Back in 2008-2009, there was a run on unemployment insurance claims due to layoffs as the economy took a downturn. As a result, many state unemployment agencies borrowed money from the federal unemployment agency to cover the claims they were receiving. As a way to collect on the loaned funds, the federal government reduces the FUTA credit given to employers in those states.
To give you a little more background, the Federal Unemployment Tax rate is officially 6.0%. Because each state has its own State Unemployment Insurance systems that tax employers, there is a FUTA credit of up to 5.4% given to employers. This means that the effective tax rate most employers pay is .6% on the first $7,000 each employee is paid.
Employers in the states that still have unpaid balances on their loans will experience a reduction in their FUTA credit.* Rather than a 5.4% credit, they will receive a smaller credit and pay a higher effective tax rate.

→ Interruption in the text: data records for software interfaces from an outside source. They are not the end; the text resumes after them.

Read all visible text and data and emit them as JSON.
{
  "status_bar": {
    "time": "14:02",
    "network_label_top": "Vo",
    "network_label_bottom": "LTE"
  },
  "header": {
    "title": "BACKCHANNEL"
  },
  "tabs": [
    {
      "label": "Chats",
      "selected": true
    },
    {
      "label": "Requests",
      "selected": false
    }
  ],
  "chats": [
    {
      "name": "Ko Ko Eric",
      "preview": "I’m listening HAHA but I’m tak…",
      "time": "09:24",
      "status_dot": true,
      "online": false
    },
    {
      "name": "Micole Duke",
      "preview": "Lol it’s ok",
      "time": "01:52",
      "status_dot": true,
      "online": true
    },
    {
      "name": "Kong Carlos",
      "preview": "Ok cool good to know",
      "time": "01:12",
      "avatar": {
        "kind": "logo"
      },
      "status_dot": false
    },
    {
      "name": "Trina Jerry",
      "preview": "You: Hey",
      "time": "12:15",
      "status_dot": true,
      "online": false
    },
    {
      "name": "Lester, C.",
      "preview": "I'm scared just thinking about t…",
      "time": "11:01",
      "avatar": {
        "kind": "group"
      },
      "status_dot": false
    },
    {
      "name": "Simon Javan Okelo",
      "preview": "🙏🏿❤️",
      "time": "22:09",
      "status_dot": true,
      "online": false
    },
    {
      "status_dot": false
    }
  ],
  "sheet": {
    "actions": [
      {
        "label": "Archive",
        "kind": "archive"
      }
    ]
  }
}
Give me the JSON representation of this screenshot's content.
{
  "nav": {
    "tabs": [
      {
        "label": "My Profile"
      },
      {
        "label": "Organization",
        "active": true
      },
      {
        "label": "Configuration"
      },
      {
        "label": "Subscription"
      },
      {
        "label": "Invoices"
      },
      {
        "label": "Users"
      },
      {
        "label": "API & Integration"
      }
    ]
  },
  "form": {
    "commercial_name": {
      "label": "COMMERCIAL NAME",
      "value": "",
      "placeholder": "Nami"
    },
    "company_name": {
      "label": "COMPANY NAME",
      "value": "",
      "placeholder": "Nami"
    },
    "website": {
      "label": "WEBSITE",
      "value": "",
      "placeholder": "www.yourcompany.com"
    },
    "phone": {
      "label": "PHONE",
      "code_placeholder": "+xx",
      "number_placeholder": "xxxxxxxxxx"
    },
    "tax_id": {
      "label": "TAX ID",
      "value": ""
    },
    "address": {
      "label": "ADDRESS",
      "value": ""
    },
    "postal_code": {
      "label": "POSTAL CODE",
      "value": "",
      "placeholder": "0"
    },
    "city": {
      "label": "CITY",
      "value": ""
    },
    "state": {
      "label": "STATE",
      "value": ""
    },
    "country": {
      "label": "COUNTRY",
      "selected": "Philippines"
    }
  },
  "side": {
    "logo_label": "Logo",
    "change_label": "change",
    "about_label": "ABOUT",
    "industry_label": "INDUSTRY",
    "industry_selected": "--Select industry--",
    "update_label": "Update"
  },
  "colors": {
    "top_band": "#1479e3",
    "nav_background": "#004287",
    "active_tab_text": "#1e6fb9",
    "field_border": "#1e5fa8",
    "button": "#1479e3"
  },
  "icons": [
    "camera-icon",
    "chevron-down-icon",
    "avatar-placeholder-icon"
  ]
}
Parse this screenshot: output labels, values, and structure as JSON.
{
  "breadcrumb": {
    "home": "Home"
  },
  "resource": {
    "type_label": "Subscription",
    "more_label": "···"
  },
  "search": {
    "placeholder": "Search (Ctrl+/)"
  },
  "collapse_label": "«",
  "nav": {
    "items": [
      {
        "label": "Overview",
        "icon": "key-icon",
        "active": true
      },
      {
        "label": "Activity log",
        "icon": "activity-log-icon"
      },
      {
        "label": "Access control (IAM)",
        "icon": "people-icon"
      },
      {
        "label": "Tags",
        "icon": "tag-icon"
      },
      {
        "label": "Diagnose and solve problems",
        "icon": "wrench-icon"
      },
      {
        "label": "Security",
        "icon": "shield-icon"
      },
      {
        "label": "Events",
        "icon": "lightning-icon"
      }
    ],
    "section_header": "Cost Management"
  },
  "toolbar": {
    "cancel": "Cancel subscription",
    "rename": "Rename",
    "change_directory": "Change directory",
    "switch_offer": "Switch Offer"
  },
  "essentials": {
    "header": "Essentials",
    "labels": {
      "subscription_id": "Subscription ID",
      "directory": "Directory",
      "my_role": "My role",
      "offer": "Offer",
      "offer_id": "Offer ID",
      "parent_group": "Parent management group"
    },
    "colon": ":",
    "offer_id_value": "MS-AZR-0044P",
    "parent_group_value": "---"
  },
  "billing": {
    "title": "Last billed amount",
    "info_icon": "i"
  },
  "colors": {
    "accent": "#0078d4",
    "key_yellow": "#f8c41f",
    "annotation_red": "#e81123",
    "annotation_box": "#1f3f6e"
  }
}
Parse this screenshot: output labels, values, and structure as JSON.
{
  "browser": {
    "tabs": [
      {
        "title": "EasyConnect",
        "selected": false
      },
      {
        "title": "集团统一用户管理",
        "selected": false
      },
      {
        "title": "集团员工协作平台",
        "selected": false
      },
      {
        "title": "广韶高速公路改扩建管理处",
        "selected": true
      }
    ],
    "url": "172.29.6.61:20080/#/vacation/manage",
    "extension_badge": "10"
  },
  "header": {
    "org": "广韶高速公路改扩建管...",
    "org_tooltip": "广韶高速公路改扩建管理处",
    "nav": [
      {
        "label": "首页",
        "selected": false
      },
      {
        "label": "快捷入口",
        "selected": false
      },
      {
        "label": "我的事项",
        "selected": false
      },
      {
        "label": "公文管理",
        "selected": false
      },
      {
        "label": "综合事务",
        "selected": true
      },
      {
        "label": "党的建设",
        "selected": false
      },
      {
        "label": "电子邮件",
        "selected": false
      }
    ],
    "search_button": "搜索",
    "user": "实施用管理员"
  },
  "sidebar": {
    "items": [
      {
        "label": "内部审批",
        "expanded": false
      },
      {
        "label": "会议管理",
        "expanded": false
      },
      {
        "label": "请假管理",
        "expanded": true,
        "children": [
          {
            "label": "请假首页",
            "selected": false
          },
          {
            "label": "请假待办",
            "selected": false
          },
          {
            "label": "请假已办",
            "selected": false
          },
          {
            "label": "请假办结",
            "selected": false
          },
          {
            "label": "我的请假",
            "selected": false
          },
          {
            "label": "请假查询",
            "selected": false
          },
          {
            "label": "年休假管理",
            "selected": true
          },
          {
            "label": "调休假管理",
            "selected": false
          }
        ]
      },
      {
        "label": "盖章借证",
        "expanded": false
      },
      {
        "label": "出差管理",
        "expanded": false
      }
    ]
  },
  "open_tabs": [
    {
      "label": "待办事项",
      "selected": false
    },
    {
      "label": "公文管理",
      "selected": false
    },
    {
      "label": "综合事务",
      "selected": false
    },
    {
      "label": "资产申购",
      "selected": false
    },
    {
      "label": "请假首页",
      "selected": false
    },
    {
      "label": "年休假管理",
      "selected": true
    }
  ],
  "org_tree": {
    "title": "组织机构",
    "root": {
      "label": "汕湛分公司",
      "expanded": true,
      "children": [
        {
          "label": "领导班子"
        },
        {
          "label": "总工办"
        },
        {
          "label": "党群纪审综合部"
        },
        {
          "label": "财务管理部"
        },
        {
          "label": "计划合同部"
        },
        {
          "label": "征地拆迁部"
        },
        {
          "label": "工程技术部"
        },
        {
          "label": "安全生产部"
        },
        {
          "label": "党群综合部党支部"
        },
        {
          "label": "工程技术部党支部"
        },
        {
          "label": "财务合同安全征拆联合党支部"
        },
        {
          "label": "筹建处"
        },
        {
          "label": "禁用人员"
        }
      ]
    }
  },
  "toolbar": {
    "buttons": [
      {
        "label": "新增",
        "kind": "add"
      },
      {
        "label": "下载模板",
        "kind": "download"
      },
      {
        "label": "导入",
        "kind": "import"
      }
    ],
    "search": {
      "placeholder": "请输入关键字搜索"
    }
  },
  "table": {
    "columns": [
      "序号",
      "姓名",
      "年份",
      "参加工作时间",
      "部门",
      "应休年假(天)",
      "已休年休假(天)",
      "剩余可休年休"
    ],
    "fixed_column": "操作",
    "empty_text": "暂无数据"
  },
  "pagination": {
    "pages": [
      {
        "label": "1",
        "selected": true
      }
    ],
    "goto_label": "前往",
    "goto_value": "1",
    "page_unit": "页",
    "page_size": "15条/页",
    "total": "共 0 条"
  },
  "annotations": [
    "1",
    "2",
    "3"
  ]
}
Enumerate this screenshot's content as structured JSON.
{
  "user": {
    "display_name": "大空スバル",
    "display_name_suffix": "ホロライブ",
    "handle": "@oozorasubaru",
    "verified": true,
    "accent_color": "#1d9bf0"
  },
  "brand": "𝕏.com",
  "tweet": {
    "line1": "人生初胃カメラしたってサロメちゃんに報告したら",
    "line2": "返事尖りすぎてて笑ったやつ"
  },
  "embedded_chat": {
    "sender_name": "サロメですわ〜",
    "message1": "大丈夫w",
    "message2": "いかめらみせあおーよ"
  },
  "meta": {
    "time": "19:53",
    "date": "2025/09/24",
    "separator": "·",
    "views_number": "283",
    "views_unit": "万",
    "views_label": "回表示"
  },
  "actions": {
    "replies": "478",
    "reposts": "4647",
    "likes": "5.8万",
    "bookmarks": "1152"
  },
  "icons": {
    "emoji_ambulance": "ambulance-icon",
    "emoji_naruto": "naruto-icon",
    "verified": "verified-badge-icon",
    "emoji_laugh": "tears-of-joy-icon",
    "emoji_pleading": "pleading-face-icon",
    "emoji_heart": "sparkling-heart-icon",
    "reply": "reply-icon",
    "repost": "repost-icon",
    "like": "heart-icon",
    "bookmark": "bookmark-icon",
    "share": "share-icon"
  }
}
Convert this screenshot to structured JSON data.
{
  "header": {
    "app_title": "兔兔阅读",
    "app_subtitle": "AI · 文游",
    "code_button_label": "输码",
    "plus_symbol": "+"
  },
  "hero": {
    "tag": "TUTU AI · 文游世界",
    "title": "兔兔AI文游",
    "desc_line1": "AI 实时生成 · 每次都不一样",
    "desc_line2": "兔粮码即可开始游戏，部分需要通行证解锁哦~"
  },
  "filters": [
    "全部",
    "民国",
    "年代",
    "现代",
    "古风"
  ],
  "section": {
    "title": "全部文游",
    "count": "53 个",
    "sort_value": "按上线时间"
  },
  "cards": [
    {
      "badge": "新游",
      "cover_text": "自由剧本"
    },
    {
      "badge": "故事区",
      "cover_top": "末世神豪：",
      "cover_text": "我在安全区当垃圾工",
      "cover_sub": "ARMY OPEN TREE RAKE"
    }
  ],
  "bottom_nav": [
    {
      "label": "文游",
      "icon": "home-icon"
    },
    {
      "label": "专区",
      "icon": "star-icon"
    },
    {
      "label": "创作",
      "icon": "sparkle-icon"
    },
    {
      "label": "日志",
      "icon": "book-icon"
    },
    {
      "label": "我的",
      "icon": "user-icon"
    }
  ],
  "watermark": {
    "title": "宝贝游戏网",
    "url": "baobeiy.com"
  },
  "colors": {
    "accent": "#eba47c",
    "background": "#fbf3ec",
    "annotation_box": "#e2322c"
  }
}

Because the states have all year to pay back their loans, the federal government does not make determinations regarding which states are affected until the middle of the 4th quarter. Once the determinations have been made, the payroll system is updated so that a catch-up tax amount is drafted with the last payroll run of the calendar year.